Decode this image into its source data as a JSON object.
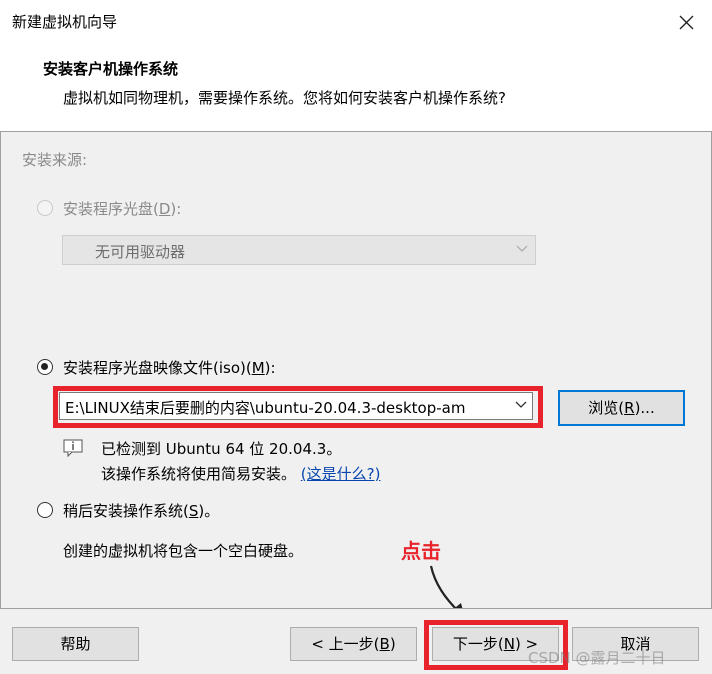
{
  "window": {
    "title": "新建虚拟机向导",
    "close_glyph": "✕"
  },
  "header": {
    "title": "安装客户机操作系统",
    "description": "虚拟机如同物理机，需要操作系统。您将如何安装客户机操作系统?"
  },
  "install_source": {
    "label": "安装来源:",
    "disc_option": {
      "text_before": "安装程序光盘(",
      "mnemonic": "D",
      "text_after": "):",
      "selected": false,
      "enabled": false
    },
    "disc_combo": {
      "value": "无可用驱动器"
    },
    "iso_option": {
      "text_before": "安装程序光盘映像文件(iso)(",
      "mnemonic": "M",
      "text_after": "):",
      "selected": true
    },
    "iso_path": {
      "value": "E:\\LINUX结束后要删的内容\\ubuntu-20.04.3-desktop-am"
    },
    "browse_button": {
      "text_before": "浏览(",
      "mnemonic": "R",
      "text_after": ")..."
    },
    "detect_info": {
      "line1": "已检测到 Ubuntu 64 位 20.04.3。",
      "line2": "该操作系统将使用简易安装。",
      "link": "(这是什么?)"
    },
    "later_option": {
      "text_before": "稍后安装操作系统(",
      "mnemonic": "S",
      "text_after": ")。",
      "selected": false
    },
    "later_info": "创建的虚拟机将包含一个空白硬盘。"
  },
  "annotation": {
    "text": "点击",
    "color": "#e8232b"
  },
  "footer": {
    "help_button": "帮助",
    "back_button": {
      "text_before": "< 上一步(",
      "mnemonic": "B",
      "text_after": ")"
    },
    "next_button": {
      "text_before": "下一步(",
      "mnemonic": "N",
      "text_after": ") >"
    },
    "cancel_button": "取消"
  },
  "watermark": "CSDN @露月二十日",
  "colors": {
    "accent_focus": "#0078d7",
    "highlight": "#e8232b",
    "link": "#0645ad"
  }
}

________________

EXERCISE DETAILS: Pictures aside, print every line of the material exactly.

TASK SOLUTION:
Decode this image into its source data as a JSON object.
{
  "window": {
    "title": "新建虚拟机向导",
    "close_glyph": "✕"
  },
  "header": {
    "title": "安装客户机操作系统",
    "description": "虚拟机如同物理机，需要操作系统。您将如何安装客户机操作系统?"
  },
  "install_source": {
    "label": "安装来源:",
    "disc_option": {
      "text_before": "安装程序光盘(",
      "mnemonic": "D",
      "text_after": "):",
      "selected": false,
      "enabled": false
    },
    "disc_combo": {
      "value": "无可用驱动器"
    },
    "iso_option": {
      "text_before": "安装程序光盘映像文件(iso)(",
      "mnemonic": "M",
      "text_after": "):",
      "selected": true
    },
    "iso_path": {
      "value": "E:\\LINUX结束后要删的内容\\ubuntu-20.04.3-desktop-am"
    },
    "browse_button": {
      "text_before": "浏览(",
      "mnemonic": "R",
      "text_after": ")..."
    },
    "detect_info": {
      "line1": "已检测到 Ubuntu 64 位 20.04.3。",
      "line2": "该操作系统将使用简易安装。",
      "link": "(这是什么?)"
    },
    "later_option": {
      "text_before": "稍后安装操作系统(",
      "mnemonic": "S",
      "text_after": ")。",
      "selected": false
    },
    "later_info": "创建的虚拟机将包含一个空白硬盘。"
  },
  "annotation": {
    "text": "点击",
    "color": "#e8232b"
  },
  "footer": {
    "help_button": "帮助",
    "back_button": {
      "text_before": "< 上一步(",
      "mnemonic": "B",
      "text_after": ")"
    },
    "next_button": {
      "text_before": "下一步(",
      "mnemonic": "N",
      "text_after": ") >"
    },
    "cancel_button": "取消"
  },
  "watermark": "CSDN @露月二十日",
  "colors": {
    "accent_focus": "#0078d7",
    "highlight": "#e8232b",
    "link": "#0645ad"
  }
}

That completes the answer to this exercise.